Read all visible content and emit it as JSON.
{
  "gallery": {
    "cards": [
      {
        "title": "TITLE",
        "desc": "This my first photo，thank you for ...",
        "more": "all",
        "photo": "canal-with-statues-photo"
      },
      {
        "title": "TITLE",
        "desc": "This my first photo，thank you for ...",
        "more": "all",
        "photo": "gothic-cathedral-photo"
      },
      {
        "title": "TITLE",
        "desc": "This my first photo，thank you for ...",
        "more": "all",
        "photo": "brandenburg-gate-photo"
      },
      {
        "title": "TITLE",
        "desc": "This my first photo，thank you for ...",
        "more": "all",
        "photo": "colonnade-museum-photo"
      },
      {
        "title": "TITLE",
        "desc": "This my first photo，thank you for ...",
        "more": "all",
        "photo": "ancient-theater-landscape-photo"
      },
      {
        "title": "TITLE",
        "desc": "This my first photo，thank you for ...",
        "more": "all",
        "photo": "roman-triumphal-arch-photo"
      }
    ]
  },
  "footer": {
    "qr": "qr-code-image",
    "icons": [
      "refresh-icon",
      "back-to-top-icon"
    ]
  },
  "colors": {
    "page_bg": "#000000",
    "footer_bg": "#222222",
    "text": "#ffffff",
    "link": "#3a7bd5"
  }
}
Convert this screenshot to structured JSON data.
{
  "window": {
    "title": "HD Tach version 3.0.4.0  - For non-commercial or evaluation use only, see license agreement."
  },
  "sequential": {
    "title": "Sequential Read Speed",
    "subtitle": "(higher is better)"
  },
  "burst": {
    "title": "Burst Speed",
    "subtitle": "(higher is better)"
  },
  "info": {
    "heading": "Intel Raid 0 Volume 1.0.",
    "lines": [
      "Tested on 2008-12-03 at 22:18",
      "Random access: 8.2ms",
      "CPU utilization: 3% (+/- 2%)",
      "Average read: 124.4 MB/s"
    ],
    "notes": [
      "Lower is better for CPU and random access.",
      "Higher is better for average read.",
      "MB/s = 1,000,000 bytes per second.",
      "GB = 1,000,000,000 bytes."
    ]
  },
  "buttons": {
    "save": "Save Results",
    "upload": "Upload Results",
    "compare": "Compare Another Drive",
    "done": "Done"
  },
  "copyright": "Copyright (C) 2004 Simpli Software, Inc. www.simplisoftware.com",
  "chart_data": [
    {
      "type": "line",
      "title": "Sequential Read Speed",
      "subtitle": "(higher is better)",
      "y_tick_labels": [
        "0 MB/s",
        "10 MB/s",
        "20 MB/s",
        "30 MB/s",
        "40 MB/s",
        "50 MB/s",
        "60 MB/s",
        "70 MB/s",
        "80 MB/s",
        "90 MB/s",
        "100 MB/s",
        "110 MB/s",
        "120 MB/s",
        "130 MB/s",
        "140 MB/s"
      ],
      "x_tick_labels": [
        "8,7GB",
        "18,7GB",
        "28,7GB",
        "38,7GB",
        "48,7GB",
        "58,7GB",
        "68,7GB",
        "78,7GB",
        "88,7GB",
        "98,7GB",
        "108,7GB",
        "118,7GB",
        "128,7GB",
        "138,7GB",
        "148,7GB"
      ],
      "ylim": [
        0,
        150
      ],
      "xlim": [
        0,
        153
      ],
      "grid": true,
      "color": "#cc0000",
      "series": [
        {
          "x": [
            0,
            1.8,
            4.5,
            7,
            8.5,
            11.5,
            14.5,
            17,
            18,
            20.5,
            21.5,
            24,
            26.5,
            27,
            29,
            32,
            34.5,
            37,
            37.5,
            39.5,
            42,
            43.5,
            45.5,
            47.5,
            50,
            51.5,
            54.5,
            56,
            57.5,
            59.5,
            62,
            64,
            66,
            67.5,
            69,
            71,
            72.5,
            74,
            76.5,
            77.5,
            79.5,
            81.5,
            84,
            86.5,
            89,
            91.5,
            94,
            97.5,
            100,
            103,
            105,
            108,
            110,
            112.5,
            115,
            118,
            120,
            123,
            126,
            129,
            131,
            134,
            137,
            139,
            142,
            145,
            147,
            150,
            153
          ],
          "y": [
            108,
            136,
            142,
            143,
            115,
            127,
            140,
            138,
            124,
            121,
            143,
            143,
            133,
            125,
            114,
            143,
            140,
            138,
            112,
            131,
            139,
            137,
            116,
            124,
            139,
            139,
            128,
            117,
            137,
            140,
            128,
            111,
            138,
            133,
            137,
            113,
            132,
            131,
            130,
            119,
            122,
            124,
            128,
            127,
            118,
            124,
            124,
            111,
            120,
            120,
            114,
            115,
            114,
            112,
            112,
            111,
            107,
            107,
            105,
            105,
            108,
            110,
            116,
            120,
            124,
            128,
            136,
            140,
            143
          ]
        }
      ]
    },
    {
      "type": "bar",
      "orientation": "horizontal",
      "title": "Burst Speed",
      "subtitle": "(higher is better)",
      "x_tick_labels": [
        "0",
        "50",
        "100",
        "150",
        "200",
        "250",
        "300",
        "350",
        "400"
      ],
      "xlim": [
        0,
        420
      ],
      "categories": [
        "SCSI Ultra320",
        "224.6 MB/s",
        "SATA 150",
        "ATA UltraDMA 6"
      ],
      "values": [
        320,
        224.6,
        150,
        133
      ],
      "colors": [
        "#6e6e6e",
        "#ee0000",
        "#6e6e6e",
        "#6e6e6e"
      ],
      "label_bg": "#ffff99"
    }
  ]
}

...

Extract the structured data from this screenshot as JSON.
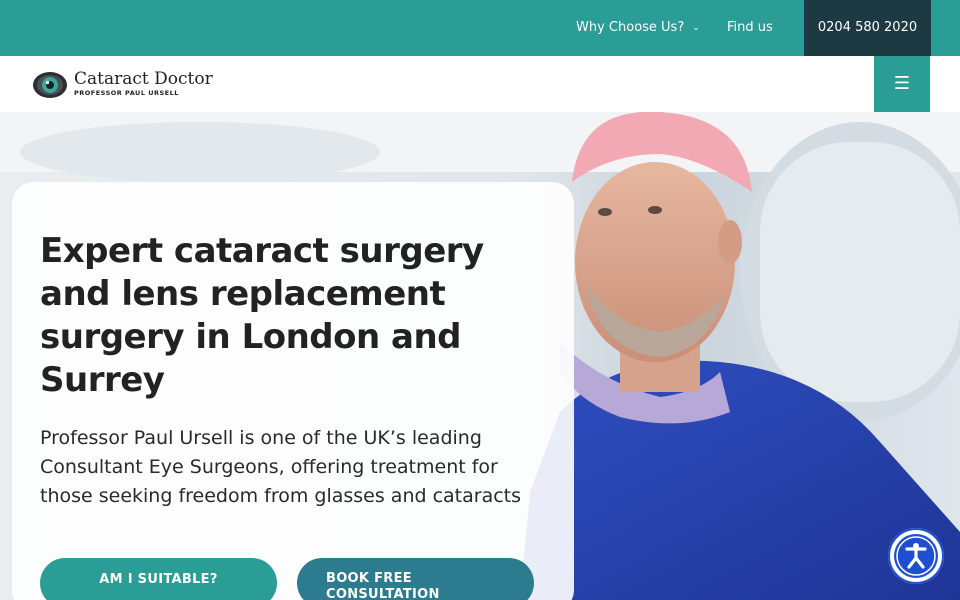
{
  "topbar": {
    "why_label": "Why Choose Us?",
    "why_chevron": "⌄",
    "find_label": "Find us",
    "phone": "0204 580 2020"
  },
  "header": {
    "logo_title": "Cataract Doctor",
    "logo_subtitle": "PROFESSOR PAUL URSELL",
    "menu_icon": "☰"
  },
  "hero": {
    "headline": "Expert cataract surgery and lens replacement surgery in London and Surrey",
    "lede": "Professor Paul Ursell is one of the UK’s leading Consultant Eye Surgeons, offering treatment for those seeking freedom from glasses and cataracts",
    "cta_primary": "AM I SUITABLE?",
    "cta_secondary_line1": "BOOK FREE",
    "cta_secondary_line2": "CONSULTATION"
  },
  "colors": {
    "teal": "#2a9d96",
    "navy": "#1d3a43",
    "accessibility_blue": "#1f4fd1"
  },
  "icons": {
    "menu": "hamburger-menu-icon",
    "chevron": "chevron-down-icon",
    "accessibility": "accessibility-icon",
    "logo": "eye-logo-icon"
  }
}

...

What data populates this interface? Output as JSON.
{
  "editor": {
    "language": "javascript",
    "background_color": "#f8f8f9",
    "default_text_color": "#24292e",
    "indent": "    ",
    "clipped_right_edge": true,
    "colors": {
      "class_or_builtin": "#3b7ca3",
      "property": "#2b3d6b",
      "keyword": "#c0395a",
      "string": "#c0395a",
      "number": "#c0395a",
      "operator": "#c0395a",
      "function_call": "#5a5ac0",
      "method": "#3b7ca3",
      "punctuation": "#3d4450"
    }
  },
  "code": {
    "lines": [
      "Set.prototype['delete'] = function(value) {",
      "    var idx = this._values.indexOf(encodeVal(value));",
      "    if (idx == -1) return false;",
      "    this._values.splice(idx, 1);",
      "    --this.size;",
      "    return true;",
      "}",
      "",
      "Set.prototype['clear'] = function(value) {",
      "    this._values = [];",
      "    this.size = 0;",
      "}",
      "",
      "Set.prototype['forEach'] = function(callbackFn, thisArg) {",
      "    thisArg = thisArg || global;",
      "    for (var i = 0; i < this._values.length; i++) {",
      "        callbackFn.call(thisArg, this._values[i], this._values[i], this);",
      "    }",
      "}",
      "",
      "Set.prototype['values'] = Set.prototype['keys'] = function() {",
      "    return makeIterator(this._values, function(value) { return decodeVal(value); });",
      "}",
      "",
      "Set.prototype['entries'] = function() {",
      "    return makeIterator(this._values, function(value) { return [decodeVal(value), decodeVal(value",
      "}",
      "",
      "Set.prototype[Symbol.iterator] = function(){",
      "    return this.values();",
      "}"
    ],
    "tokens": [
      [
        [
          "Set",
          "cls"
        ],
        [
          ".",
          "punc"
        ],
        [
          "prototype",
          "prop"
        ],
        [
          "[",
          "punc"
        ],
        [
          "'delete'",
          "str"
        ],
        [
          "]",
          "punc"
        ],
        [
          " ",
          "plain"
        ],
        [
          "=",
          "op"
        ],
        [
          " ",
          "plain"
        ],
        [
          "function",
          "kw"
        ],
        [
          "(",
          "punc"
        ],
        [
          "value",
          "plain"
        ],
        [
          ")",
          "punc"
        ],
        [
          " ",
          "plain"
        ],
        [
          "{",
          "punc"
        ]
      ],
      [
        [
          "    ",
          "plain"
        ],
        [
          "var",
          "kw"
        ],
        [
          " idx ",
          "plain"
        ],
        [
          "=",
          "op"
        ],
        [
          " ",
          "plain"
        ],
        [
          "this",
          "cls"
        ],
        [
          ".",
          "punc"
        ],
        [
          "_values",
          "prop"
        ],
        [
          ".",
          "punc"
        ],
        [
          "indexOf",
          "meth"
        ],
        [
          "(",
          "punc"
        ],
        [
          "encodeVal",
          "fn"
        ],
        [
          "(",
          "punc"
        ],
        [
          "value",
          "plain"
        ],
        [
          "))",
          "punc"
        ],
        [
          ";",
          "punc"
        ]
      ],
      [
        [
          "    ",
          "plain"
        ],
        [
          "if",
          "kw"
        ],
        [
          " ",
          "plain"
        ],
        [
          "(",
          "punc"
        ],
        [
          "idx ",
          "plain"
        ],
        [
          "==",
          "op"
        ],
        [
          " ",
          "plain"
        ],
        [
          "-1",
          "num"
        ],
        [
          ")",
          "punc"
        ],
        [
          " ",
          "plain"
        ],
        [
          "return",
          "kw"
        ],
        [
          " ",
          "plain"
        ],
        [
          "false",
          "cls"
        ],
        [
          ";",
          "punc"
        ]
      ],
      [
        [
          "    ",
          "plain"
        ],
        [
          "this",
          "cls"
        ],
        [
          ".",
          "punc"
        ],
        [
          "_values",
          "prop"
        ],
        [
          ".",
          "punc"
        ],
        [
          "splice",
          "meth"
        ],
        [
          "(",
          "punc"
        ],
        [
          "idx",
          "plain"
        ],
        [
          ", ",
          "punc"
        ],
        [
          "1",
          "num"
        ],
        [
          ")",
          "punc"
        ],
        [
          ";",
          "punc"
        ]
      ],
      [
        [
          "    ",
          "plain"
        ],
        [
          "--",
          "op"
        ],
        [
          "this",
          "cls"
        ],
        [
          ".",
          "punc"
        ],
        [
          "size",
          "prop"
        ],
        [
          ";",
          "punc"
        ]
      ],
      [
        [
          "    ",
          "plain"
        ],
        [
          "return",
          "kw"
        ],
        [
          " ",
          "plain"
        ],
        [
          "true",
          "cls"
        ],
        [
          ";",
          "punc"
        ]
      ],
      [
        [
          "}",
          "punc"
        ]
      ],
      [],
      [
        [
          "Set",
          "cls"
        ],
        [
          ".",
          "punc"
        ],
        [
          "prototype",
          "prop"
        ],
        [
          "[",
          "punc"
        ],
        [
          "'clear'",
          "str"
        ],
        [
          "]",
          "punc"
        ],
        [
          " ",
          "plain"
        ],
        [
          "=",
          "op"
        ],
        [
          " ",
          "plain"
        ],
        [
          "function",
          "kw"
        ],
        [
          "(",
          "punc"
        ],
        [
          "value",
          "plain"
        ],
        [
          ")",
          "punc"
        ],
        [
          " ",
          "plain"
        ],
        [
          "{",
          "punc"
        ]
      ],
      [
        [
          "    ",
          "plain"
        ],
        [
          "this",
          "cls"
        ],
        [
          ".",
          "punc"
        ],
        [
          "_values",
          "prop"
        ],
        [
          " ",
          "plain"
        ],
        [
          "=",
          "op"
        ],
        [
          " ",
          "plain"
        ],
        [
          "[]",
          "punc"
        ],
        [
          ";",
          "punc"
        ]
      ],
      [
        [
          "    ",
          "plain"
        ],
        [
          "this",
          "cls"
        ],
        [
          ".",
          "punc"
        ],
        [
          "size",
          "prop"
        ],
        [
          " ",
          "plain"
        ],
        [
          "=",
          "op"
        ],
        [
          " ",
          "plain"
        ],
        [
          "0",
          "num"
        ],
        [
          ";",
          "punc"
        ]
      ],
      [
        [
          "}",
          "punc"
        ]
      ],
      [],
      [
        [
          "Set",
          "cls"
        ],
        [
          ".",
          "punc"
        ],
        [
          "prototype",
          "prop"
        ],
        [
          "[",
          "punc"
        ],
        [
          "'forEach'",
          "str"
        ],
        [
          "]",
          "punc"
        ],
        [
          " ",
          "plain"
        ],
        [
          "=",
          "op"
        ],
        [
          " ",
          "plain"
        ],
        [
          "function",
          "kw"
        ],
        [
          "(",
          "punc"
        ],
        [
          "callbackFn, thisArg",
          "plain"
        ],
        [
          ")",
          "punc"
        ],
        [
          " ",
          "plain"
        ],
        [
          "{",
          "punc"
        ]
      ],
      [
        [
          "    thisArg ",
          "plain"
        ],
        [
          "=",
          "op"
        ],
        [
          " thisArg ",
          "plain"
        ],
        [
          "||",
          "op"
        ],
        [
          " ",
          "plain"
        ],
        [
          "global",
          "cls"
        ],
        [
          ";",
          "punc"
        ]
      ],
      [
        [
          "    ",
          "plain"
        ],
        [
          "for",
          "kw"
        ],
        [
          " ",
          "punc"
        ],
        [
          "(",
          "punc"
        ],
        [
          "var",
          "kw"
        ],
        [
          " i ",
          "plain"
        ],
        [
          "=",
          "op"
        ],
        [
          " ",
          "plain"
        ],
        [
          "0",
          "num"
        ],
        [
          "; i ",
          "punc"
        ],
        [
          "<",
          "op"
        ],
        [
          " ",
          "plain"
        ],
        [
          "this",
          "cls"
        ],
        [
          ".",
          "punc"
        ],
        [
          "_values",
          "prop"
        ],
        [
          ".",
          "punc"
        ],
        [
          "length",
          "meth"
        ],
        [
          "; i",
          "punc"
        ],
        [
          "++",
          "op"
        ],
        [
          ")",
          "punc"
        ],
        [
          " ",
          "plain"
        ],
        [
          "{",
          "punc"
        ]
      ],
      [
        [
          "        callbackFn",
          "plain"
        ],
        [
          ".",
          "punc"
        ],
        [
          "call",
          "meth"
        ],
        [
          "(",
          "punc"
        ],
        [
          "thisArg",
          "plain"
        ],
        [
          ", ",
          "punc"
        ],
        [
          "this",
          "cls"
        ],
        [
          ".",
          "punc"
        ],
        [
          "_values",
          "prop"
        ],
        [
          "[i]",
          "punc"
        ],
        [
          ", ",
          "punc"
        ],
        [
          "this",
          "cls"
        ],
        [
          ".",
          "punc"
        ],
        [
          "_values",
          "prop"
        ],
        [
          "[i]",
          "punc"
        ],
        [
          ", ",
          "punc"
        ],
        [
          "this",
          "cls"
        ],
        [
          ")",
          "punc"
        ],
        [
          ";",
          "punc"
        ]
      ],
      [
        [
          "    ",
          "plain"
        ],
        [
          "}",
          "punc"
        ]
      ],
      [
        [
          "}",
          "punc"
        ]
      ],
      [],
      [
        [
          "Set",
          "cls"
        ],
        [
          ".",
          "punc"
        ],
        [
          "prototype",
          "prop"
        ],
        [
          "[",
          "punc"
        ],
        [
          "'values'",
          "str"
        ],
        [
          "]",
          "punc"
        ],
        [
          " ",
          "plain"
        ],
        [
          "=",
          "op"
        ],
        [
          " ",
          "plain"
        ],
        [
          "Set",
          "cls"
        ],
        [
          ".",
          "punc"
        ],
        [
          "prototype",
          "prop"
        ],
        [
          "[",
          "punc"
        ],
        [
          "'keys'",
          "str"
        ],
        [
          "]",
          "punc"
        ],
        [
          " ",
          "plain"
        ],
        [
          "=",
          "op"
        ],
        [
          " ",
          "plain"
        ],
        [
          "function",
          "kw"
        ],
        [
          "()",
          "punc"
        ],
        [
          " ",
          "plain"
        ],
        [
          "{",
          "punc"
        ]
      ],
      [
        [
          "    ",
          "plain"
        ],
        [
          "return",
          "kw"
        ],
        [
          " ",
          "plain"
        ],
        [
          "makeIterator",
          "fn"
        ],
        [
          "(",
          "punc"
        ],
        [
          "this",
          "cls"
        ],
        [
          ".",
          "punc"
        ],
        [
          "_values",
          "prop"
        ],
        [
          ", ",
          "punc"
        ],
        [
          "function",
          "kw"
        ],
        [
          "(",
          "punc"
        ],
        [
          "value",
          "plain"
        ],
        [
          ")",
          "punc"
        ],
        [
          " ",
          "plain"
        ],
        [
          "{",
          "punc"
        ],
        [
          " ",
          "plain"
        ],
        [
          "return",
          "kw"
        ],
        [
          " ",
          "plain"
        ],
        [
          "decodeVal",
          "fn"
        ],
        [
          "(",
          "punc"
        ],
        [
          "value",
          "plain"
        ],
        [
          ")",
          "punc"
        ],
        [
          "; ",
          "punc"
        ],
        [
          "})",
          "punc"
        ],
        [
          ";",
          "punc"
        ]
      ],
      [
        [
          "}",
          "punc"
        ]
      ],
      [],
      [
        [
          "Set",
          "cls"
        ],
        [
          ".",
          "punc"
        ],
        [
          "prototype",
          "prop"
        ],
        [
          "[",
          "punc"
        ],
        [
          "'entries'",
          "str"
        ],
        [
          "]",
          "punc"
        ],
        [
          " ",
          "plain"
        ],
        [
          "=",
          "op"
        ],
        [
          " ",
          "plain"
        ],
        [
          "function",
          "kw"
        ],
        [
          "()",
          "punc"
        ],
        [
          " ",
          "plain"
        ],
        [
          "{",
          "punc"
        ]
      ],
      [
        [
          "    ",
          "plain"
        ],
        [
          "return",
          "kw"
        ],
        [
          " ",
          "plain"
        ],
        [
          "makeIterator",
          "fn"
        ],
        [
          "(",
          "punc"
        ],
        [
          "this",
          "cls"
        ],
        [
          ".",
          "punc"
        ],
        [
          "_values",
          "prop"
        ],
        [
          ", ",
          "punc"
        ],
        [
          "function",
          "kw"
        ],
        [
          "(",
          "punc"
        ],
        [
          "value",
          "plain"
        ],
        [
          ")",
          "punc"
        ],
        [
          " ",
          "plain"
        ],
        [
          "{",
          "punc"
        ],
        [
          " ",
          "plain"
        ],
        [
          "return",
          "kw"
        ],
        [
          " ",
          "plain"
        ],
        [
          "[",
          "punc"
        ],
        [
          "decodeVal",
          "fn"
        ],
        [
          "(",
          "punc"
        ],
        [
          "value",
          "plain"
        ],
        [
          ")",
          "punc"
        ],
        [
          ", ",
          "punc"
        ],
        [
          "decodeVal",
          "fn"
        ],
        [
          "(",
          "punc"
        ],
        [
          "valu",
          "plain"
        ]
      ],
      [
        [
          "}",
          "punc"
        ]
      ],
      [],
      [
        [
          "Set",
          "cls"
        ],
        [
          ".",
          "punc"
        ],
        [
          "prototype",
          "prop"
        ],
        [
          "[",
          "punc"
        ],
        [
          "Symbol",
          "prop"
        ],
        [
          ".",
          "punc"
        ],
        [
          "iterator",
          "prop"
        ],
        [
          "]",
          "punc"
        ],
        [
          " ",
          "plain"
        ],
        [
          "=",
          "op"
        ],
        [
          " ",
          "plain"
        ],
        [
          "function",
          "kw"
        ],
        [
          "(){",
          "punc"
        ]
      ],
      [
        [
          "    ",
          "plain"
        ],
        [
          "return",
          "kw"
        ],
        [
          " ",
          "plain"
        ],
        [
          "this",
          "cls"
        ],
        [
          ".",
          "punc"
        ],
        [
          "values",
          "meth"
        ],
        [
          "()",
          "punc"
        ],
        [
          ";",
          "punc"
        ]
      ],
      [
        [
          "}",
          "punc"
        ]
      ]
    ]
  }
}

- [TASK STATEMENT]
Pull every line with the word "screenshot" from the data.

- [RESPONSE BOX]
Convert this screenshot to structured JSON data.
Extract the structured data from this screenshot as JSON.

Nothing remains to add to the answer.